**Entries provided:**
↓↓↓
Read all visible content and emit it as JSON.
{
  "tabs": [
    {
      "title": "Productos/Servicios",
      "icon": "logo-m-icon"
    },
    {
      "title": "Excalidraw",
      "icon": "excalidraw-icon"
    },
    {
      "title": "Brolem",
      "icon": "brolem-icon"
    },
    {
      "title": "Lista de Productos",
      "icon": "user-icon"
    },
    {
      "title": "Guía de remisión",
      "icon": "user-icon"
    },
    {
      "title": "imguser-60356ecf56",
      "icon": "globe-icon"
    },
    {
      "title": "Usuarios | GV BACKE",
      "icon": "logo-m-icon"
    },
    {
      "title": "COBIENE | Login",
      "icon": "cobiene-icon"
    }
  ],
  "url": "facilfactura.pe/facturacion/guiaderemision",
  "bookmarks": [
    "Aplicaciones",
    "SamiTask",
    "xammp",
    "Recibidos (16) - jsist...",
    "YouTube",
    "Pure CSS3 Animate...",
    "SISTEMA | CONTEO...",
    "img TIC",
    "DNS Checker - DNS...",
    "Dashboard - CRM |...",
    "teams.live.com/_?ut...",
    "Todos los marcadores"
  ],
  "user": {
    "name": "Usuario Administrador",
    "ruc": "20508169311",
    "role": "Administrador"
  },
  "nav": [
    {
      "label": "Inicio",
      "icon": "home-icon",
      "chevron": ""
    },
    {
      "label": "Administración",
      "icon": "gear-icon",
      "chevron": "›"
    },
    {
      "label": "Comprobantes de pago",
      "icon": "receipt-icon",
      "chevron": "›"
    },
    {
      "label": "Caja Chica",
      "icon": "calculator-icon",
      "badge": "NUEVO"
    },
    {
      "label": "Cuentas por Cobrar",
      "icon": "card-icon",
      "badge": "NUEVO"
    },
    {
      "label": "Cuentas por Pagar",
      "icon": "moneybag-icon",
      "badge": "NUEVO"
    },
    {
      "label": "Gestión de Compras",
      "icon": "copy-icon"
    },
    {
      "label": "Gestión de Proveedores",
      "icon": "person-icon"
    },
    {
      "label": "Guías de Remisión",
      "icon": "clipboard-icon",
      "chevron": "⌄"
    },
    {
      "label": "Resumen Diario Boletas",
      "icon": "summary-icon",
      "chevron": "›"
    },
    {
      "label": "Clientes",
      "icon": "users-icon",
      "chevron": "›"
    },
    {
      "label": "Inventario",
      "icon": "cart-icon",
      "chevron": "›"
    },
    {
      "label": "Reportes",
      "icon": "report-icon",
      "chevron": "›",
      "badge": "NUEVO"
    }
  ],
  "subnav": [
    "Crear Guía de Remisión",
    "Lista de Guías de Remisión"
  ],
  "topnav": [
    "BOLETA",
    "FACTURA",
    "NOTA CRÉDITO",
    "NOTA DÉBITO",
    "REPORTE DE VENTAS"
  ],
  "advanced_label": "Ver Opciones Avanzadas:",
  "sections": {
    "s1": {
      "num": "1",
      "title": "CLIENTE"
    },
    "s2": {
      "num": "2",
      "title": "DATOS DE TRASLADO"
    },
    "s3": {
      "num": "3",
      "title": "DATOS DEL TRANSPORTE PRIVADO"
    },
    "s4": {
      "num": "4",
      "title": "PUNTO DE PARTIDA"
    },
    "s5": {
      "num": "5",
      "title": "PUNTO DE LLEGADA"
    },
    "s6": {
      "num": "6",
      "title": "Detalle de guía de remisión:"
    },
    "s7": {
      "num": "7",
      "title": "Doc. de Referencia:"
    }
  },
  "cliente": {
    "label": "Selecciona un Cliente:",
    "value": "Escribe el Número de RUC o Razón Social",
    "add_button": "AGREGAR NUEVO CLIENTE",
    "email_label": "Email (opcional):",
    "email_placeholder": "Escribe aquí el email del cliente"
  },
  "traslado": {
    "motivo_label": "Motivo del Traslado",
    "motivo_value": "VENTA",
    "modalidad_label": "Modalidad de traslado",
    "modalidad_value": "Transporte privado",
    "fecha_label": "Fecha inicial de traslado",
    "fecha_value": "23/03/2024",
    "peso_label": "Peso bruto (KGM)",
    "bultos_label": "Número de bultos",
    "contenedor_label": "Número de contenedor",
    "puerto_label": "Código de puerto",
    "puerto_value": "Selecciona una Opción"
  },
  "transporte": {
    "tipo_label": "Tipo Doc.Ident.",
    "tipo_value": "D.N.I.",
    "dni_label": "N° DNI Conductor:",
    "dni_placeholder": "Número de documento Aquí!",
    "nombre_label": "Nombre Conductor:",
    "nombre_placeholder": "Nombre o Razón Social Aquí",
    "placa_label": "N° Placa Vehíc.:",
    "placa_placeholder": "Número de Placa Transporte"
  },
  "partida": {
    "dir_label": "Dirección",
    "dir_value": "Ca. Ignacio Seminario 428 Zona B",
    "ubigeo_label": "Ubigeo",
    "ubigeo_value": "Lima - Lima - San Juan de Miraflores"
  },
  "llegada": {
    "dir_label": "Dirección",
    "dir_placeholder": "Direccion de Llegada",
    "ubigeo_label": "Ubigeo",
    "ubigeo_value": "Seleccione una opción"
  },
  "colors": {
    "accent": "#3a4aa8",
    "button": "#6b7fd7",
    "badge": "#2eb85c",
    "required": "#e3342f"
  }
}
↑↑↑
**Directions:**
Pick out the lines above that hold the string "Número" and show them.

**Your response:**
    "value": "Escribe el Número de RUC o Razón Social",
    "bultos_label": "Número de bultos",
    "contenedor_label": "Número de contenedor",
    "dni_placeholder": "Número de documento Aquí!",
    "placa_placeholder": "Número de Placa Transporte"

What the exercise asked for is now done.